[PROVIDED DATA]:
--------------------------------

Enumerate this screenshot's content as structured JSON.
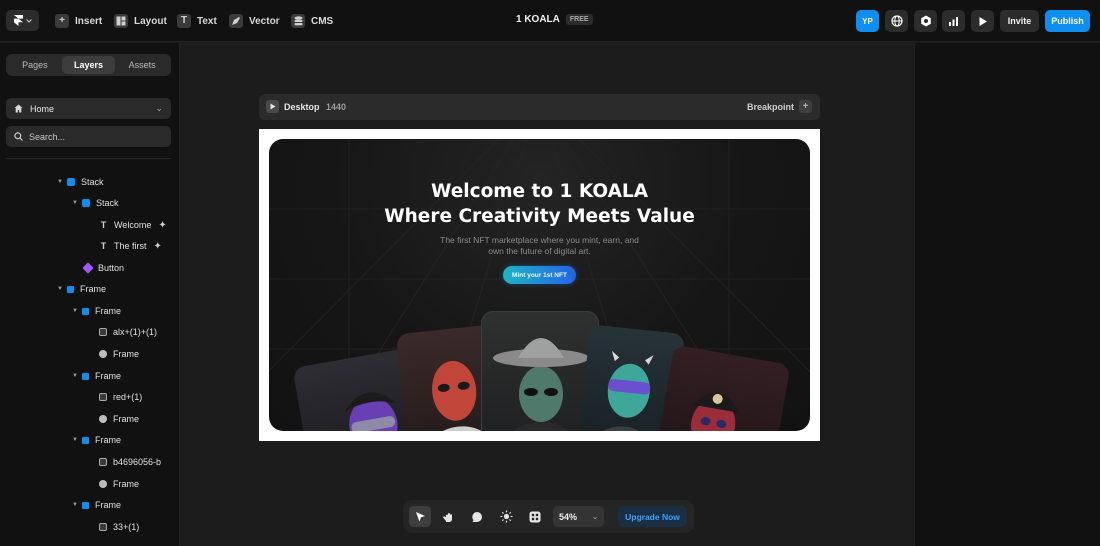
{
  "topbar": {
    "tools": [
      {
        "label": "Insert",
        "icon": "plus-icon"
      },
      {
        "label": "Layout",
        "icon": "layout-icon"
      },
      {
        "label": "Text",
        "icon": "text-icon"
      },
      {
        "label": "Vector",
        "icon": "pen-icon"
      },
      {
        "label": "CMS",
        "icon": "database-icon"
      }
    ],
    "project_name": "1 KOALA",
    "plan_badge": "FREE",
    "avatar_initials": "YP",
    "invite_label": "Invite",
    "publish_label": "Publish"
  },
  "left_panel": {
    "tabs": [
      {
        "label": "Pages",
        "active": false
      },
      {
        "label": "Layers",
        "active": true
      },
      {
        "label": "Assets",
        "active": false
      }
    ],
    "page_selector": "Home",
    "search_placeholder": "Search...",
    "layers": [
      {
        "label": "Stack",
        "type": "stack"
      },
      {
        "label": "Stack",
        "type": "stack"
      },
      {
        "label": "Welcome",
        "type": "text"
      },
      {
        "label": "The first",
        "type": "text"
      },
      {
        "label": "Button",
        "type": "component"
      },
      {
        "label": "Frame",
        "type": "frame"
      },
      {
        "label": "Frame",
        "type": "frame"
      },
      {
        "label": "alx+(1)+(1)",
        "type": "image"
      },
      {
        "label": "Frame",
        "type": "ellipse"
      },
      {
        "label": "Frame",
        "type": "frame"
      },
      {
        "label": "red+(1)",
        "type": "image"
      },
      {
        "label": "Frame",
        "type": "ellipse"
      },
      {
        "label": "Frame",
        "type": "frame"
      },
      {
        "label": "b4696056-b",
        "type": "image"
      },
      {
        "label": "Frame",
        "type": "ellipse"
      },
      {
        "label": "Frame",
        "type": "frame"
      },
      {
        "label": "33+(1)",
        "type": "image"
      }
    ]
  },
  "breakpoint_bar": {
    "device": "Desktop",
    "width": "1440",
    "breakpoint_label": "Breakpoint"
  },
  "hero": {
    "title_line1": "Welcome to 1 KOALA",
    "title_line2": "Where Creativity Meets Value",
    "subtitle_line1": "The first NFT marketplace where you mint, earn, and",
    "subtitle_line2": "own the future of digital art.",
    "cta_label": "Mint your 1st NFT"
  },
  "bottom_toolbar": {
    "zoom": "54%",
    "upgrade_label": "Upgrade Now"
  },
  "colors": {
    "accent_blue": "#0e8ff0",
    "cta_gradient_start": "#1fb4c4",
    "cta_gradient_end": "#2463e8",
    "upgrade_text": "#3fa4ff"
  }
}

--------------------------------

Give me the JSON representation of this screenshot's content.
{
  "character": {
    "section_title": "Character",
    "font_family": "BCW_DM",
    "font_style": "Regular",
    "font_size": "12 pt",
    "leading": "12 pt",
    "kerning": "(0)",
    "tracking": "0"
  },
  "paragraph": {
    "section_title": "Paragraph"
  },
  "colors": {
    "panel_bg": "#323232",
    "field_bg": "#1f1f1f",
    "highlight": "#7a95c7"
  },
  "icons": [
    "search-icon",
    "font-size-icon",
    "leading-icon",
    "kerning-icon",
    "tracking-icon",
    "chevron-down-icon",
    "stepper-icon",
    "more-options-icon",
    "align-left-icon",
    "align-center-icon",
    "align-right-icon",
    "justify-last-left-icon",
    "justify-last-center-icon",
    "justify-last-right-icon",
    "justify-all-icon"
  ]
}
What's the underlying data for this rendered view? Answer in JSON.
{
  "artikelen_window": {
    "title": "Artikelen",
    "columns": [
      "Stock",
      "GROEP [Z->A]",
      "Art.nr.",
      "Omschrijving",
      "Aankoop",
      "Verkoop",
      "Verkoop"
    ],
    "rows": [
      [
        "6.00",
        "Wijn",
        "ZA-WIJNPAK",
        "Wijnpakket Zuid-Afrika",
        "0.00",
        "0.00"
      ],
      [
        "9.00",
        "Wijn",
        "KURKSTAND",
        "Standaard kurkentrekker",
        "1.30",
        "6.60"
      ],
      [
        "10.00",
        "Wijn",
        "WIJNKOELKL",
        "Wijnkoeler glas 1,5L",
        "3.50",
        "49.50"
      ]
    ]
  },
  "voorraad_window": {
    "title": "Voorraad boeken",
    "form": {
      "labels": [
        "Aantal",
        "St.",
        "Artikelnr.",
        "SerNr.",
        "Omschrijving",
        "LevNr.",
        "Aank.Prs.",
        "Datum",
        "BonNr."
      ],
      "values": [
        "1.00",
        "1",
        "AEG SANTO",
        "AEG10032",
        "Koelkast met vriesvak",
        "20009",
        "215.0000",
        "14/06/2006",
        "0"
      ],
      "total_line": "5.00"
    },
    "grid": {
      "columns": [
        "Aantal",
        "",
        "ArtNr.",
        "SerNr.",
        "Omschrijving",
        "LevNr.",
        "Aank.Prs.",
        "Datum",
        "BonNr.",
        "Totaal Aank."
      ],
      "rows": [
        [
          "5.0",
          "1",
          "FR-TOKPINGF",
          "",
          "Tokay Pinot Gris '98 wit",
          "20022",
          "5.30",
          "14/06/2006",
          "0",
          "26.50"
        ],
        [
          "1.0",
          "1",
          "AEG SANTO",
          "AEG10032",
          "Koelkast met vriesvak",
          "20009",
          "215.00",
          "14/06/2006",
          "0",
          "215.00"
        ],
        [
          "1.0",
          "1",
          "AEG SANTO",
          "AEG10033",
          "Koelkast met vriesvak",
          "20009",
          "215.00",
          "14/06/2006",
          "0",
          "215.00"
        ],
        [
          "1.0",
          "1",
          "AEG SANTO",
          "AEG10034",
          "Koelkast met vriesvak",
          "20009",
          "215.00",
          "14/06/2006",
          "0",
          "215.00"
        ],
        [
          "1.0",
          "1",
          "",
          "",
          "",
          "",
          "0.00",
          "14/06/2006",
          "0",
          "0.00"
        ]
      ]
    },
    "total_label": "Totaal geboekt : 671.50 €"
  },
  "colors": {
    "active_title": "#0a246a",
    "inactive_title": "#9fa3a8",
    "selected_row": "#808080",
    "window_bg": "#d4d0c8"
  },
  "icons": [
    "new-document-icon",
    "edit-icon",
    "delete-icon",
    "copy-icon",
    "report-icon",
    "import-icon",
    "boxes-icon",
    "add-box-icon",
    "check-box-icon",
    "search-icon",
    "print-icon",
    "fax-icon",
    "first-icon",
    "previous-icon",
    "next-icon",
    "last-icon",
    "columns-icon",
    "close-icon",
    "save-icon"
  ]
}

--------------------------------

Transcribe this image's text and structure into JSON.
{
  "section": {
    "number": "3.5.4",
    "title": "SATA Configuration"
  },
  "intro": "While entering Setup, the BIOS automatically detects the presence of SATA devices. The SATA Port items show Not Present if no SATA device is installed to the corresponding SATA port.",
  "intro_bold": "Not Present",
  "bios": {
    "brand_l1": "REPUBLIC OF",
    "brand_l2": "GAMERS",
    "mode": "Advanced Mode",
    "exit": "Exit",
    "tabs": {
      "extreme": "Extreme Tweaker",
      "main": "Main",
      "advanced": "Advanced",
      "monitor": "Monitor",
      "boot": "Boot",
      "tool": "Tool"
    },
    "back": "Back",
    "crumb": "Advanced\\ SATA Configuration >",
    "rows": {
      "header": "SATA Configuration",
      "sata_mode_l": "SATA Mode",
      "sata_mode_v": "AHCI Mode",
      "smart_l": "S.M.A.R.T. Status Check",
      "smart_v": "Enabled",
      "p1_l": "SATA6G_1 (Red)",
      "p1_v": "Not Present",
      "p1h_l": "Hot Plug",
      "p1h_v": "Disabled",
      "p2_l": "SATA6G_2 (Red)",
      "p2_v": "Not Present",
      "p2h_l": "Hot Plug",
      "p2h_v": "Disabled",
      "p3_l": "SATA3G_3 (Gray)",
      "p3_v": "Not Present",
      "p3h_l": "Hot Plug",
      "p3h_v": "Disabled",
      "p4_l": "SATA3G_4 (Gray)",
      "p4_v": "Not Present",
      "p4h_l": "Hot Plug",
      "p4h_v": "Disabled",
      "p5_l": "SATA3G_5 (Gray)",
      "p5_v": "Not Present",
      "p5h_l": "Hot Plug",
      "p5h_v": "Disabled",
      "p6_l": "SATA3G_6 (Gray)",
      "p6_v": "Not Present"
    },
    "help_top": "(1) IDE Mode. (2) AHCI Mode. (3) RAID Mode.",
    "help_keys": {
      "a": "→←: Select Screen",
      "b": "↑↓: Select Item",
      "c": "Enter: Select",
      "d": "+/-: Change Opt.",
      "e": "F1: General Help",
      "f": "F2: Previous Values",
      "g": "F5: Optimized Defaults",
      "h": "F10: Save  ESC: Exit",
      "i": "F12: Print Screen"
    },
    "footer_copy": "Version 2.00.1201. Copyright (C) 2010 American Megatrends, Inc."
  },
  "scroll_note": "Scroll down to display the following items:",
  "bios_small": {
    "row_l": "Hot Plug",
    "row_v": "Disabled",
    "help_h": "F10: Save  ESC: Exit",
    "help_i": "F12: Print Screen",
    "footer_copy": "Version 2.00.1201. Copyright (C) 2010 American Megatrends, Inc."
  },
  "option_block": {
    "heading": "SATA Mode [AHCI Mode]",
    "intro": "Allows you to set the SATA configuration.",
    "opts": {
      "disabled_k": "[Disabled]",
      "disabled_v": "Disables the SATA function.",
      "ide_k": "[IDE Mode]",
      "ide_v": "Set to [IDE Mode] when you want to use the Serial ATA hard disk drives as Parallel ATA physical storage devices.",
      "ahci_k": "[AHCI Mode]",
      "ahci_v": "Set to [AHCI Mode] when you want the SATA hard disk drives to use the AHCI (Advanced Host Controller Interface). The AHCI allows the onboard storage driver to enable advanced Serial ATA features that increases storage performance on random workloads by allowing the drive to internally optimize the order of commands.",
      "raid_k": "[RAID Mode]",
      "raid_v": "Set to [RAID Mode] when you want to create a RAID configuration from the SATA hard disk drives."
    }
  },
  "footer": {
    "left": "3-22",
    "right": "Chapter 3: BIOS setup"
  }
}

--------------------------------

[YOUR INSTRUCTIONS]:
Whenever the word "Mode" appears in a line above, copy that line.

[RESPONSE]:
    "mode": "Advanced Mode",
      "sata_mode_l": "SATA Mode",
      "sata_mode_v": "AHCI Mode",
    "help_top": "(1) IDE Mode. (2) AHCI Mode. (3) RAID Mode.",
    "heading": "SATA Mode [AHCI Mode]",
      "ide_k": "[IDE Mode]",
      "ide_v": "Set to [IDE Mode] when you want to use the Serial ATA hard disk drives as Parallel ATA physical storage devices.",
      "ahci_k": "[AHCI Mode]",
      "ahci_v": "Set to [AHCI Mode] when you want the SATA hard disk drives to use the AHCI (Advanced Host Controller Interface). The AHCI allows the onboard storage driver to enable advanced Serial ATA features that increases storage performance on random workloads by allowing the drive to internally optimize the order of commands.",
      "raid_k": "[RAID Mode]",
      "raid_v": "Set to [RAID Mode] when you want to create a RAID configuration from the SATA hard disk drives."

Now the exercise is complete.